=== How to complete this task ===
Say the data back exactly as it is written below.

=== Information supplied ===
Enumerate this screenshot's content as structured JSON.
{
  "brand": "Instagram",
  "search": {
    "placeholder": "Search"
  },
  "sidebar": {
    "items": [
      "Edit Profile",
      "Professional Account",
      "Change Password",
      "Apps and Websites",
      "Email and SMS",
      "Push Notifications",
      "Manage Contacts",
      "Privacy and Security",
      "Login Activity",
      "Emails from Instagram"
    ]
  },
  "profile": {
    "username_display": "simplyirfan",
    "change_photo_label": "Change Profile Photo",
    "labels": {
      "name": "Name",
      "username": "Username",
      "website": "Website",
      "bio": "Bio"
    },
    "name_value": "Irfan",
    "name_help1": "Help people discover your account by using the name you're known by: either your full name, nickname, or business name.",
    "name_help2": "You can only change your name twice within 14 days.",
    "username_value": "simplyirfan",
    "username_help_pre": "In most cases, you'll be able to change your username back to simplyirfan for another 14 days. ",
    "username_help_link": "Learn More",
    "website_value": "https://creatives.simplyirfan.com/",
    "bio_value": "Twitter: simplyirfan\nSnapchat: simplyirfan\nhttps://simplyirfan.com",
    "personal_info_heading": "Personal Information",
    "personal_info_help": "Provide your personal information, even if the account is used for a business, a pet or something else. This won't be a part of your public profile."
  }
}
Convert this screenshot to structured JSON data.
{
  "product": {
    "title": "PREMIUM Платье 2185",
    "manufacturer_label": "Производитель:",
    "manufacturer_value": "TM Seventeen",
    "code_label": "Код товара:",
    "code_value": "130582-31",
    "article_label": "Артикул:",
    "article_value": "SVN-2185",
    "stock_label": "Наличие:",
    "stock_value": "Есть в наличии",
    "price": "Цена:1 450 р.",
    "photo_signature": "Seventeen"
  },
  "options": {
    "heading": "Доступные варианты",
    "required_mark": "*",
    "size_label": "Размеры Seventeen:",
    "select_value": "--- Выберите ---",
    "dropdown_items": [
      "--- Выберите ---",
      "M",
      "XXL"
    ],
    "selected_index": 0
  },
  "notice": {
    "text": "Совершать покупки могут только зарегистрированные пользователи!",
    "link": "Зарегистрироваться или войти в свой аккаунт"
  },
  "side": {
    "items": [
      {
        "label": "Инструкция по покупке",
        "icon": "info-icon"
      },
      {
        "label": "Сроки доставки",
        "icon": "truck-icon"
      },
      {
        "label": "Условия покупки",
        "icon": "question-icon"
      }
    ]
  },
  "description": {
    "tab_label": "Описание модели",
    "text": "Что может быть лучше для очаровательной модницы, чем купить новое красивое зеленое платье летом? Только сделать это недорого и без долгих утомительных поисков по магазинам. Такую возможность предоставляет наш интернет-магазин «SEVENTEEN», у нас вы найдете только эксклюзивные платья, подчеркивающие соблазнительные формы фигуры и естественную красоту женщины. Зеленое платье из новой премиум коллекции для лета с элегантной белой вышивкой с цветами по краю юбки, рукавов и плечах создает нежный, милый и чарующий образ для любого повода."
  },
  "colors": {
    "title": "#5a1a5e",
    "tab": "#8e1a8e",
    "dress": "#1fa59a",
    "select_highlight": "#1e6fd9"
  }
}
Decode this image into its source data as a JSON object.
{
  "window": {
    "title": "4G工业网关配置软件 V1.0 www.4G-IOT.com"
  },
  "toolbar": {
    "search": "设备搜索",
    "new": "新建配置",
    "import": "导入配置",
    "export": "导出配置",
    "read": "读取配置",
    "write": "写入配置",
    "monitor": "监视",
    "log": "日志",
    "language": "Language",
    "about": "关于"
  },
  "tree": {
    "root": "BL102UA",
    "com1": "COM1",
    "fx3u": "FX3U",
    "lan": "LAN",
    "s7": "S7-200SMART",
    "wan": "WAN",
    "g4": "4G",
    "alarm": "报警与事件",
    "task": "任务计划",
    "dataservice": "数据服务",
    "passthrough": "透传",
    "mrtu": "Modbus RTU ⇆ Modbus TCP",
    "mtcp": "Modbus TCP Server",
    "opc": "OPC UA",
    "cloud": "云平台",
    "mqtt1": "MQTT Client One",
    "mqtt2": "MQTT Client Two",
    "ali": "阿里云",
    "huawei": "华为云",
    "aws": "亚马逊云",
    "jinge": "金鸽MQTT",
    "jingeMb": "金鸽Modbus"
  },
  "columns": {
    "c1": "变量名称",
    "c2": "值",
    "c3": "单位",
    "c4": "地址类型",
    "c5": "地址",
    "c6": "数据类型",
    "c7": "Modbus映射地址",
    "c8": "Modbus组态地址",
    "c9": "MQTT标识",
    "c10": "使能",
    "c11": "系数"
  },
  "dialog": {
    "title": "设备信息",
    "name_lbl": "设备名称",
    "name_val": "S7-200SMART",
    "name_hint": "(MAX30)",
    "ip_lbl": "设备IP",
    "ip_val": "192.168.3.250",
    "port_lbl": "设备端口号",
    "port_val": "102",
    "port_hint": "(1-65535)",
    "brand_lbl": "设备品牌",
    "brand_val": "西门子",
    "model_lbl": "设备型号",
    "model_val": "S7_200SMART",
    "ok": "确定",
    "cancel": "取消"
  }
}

=== Task result ===
Enumerate this screenshot's content as structured JSON.
{
  "brand": "Instagram",
  "search": {
    "placeholder": "Search"
  },
  "sidebar": {
    "items": [
      "Edit Profile",
      "Professional Account",
      "Change Password",
      "Apps and Websites",
      "Email and SMS",
      "Push Notifications",
      "Manage Contacts",
      "Privacy and Security",
      "Login Activity",
      "Emails from Instagram"
    ]
  },
  "profile": {
    "username_display": "simplyirfan",
    "change_photo_label": "Change Profile Photo",
    "labels": {
      "name": "Name",
      "username": "Username",
      "website": "Website",
      "bio": "Bio"
    },
    "name_value": "Irfan",
    "name_help1": "Help people discover your account by using the name you're known by: either your full name, nickname, or business name.",
    "name_help2": "You can only change your name twice within 14 days.",
    "username_value": "simplyirfan",
    "username_help_pre": "In most cases, you'll be able to change your username back to simplyirfan for another 14 days. ",
    "username_help_link": "Learn More",
    "website_value": "https://creatives.simplyirfan.com/",
    "bio_value": "Twitter: simplyirfan\nSnapchat: simplyirfan\nhttps://simplyirfan.com",
    "personal_info_heading": "Personal Information",
    "personal_info_help": "Provide your personal information, even if the account is used for a business, a pet or something else. This won't be a part of your public profile."
  }
}
Convert this screenshot to structured JSON data.
{
  "product": {
    "title": "PREMIUM Платье 2185",
    "manufacturer_label": "Производитель:",
    "manufacturer_value": "TM Seventeen",
    "code_label": "Код товара:",
    "code_value": "130582-31",
    "article_label": "Артикул:",
    "article_value": "SVN-2185",
    "stock_label": "Наличие:",
    "stock_value": "Есть в наличии",
    "price": "Цена:1 450 р.",
    "photo_signature": "Seventeen"
  },
  "options": {
    "heading": "Доступные варианты",
    "required_mark": "*",
    "size_label": "Размеры Seventeen:",
    "select_value": "--- Выберите ---",
    "dropdown_items": [
      "--- Выберите ---",
      "M",
      "XXL"
    ],
    "selected_index": 0
  },
  "notice": {
    "text": "Совершать покупки могут только зарегистрированные пользователи!",
    "link": "Зарегистрироваться или войти в свой аккаунт"
  },
  "side": {
    "items": [
      {
        "label": "Инструкция по покупке",
        "icon": "info-icon"
      },
      {
        "label": "Сроки доставки",
        "icon": "truck-icon"
      },
      {
        "label": "Условия покупки",
        "icon": "question-icon"
      }
    ]
  },
  "description": {
    "tab_label": "Описание модели",
    "text": "Что может быть лучше для очаровательной модницы, чем купить новое красивое зеленое платье летом? Только сделать это недорого и без долгих утомительных поисков по магазинам. Такую возможность предоставляет наш интернет-магазин «SEVENTEEN», у нас вы найдете только эксклюзивные платья, подчеркивающие соблазнительные формы фигуры и естественную красоту женщины. Зеленое платье из новой премиум коллекции для лета с элегантной белой вышивкой с цветами по краю юбки, рукавов и плечах создает нежный, милый и чарующий образ для любого повода."
  },
  "colors": {
    "title": "#5a1a5e",
    "tab": "#8e1a8e",
    "dress": "#1fa59a",
    "select_highlight": "#1e6fd9"
  }
}
Decode this image into its source data as a JSON object.
{
  "window": {
    "title": "4G工业网关配置软件 V1.0 www.4G-IOT.com"
  },
  "toolbar": {
    "search": "设备搜索",
    "new": "新建配置",
    "import": "导入配置",
    "export": "导出配置",
    "read": "读取配置",
    "write": "写入配置",
    "monitor": "监视",
    "log": "日志",
    "language": "Language",
    "about": "关于"
  },
  "tree": {
    "root": "BL102UA",
    "com1": "COM1",
    "fx3u": "FX3U",
    "lan": "LAN",
    "s7": "S7-200SMART",
    "wan": "WAN",
    "g4": "4G",
    "alarm": "报警与事件",
    "task": "任务计划",
    "dataservice": "数据服务",
    "passthrough": "透传",
    "mrtu": "Modbus RTU ⇆ Modbus TCP",
    "mtcp": "Modbus TCP Server",
    "opc": "OPC UA",
    "cloud": "云平台",
    "mqtt1": "MQTT Client One",
    "mqtt2": "MQTT Client Two",
    "ali": "阿里云",
    "huawei": "华为云",
    "aws": "亚马逊云",
    "jinge": "金鸽MQTT",
    "jingeMb": "金鸽Modbus"
  },
  "columns": {
    "c1": "变量名称",
    "c2": "值",
    "c3": "单位",
    "c4": "地址类型",
    "c5": "地址",
    "c6": "数据类型",
    "c7": "Modbus映射地址",
    "c8": "Modbus组态地址",
    "c9": "MQTT标识",
    "c10": "使能",
    "c11": "系数"
  },
  "dialog": {
    "title": "设备信息",
    "name_lbl": "设备名称",
    "name_val": "S7-200SMART",
    "name_hint": "(MAX30)",
    "ip_lbl": "设备IP",
    "ip_val": "192.168.3.250",
    "port_lbl": "设备端口号",
    "port_val": "102",
    "port_hint": "(1-65535)",
    "brand_lbl": "设备品牌",
    "brand_val": "西门子",
    "model_lbl": "设备型号",
    "model_val": "S7_200SMART",
    "ok": "确定",
    "cancel": "取消"
  }
}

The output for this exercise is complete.